Of all non-immigrant visas (NIVs), the most unpalatable is the one for seamen or crewmen. Denominated as “C1”/”D1”/”C1/D1”, the visa has the most limitations such as the following:
An alien crewman cannot (1) extend status; (2) change status; (3) adjust status; and (4) apply for a relief of cancellation of removal when placed in removal proceedings. The removal is imposed despite the fact that the crewman has accumulated 10 years or more of residency in the United States, even if he is married to a U.S. citizen or has a dozen U.S.-born citizen children who will suffer “exceptional or unusually extreme hardship” if he is removed from the U.S.
An alien crewman is allowed to stay, on the average, for 29 days. When the ship leaves, so must the crew. “Jump ship” is prohibited to discourage the temptation of conveniently taking advantage of their position as “seamen” to readily settle and reside in the United States. The lawmakers made sure that patience or lapse of time will not cure the defect. On a broader scale, this rule seems to protect the interests of international commerce.
It must already be common knowledge that “jumping ship” is not a good idea. What about the boast of having “a girl at every port” that later turns into one true love? Immigration policy and laws can sometimes put a damper on romance, and so the best option (assuming the love birds are thinking rationally) to take is — follow legal procedure, that is to legally immigrate either by filing a fiancée or spousal petition.
The waiting period of from five months to one year for processing these visas (depending on which one) is definitely a ‘drop in the bucket’ compared to ‘infinite uncertainty’. Indeed, ‘jumping ship’, marrying your U.S. citizen soul mate, having kids, growing old, yet looking back at your shoulder at every police siren, even having grandchildren, though remaining undocumented, is ‘infinite uncertainty.’ Ordinarily, one who enters this country with a tourist visa, overstays and later marries is given a second chance and is allowed to adjust status, then apply for a green card.
But U.S. immigration rules explicitly exclude alien crewmen visa holders from doing this. (The only exceptions are when Section 245[i] applies or one’s definition of “crewman” falls under a different classification.)
In another instance, those who cross the border and come to the U.S. without inspection, stays and marries a U.S. citizen and/or have U.S. citizen children, are caught and placed in removal proceedings, can still apply for a relief called “cancellation of removal” if they have accumulated 10 years of continuous physical presence in this country and can prove that their relatives will suffer the required hardship. Eventually, they can obtain a green card.
This benefit does not apply to an alien crewman. What is the alien crewman’s way out?

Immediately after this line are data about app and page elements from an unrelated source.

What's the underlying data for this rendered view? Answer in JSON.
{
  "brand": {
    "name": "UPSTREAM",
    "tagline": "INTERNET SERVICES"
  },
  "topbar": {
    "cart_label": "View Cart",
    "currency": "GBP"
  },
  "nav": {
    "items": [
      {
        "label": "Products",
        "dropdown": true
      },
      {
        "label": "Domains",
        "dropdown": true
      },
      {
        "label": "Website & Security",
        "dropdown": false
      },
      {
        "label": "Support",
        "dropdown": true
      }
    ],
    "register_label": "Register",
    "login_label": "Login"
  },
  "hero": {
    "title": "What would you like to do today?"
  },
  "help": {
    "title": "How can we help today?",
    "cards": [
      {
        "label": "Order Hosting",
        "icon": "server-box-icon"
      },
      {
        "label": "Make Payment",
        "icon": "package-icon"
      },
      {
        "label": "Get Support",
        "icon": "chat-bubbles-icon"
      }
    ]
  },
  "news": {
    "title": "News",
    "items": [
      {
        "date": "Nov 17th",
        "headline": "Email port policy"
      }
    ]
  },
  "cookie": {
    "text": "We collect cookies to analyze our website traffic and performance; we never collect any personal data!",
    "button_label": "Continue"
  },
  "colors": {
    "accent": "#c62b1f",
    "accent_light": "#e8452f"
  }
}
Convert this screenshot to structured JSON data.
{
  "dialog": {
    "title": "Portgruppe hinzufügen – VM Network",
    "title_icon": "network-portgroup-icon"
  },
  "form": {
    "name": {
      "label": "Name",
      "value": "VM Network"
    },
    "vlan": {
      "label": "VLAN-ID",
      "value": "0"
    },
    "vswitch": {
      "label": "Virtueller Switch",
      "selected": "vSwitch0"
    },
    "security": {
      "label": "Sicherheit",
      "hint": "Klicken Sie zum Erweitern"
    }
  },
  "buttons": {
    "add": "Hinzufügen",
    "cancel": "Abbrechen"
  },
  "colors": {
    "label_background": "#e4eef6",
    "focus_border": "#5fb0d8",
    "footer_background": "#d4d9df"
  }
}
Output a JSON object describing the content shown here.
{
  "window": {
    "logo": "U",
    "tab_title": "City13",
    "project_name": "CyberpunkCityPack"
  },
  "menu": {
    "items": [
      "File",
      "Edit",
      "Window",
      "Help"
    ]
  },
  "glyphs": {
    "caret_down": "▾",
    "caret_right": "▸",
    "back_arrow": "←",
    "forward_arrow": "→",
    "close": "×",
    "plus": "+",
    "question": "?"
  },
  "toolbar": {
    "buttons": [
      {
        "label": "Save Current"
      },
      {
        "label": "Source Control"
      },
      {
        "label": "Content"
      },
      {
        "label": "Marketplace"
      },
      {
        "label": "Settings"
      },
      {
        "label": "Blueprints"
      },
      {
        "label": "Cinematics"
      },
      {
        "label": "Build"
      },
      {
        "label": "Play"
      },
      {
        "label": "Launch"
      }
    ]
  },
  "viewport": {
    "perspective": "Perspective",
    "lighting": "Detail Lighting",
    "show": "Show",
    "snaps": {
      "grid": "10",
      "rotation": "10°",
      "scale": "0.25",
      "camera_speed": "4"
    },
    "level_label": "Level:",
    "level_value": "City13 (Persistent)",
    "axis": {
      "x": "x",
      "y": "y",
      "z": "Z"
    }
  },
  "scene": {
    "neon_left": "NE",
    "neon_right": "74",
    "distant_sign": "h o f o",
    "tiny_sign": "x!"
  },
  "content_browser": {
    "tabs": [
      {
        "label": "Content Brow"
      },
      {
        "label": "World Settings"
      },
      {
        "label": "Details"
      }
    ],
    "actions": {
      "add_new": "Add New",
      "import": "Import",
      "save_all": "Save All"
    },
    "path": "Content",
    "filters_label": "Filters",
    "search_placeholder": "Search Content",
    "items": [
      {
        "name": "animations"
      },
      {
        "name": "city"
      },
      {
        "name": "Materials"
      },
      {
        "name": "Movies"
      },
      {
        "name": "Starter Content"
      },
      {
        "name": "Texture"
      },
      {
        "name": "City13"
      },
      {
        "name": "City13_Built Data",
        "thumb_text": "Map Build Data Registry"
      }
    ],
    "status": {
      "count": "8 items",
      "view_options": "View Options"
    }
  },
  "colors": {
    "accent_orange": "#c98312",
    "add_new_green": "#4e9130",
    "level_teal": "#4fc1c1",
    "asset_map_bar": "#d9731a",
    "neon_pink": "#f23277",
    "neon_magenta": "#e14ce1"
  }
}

Prior to the March 4, 2013 Provisional Waiver Program, an alien crewman can opt to go home and apply for consular processing but this has never been an attractive choice because of the “3/10 year bar” rule (overstay of 180 days or more: 3 year bar; overstay of 1 year or more: 10 year bar).
The family suffers the effects of long-term separation and is not willing to risk the huge possibility of a waiver denial and permanent separation. The Provisional Waiver Program under the Obama administration would seem to resolve this problem because the crewman need not go home and can actually wait for the results of the waiver application in the U.S. But the hesitation of most alien crewmen linger.
The Executive Order expressly states that it does not make any assurance of the visa issuance at the consular level or at the U.S. Embassy in the home country, despite the approval of the visa waiver. Anything can happen and any issue can arise at the time of the interview at the U.S. Embassy with the visa applicant. When the visa is denied, the alien crewman is back to square one, at a place you would rather not be.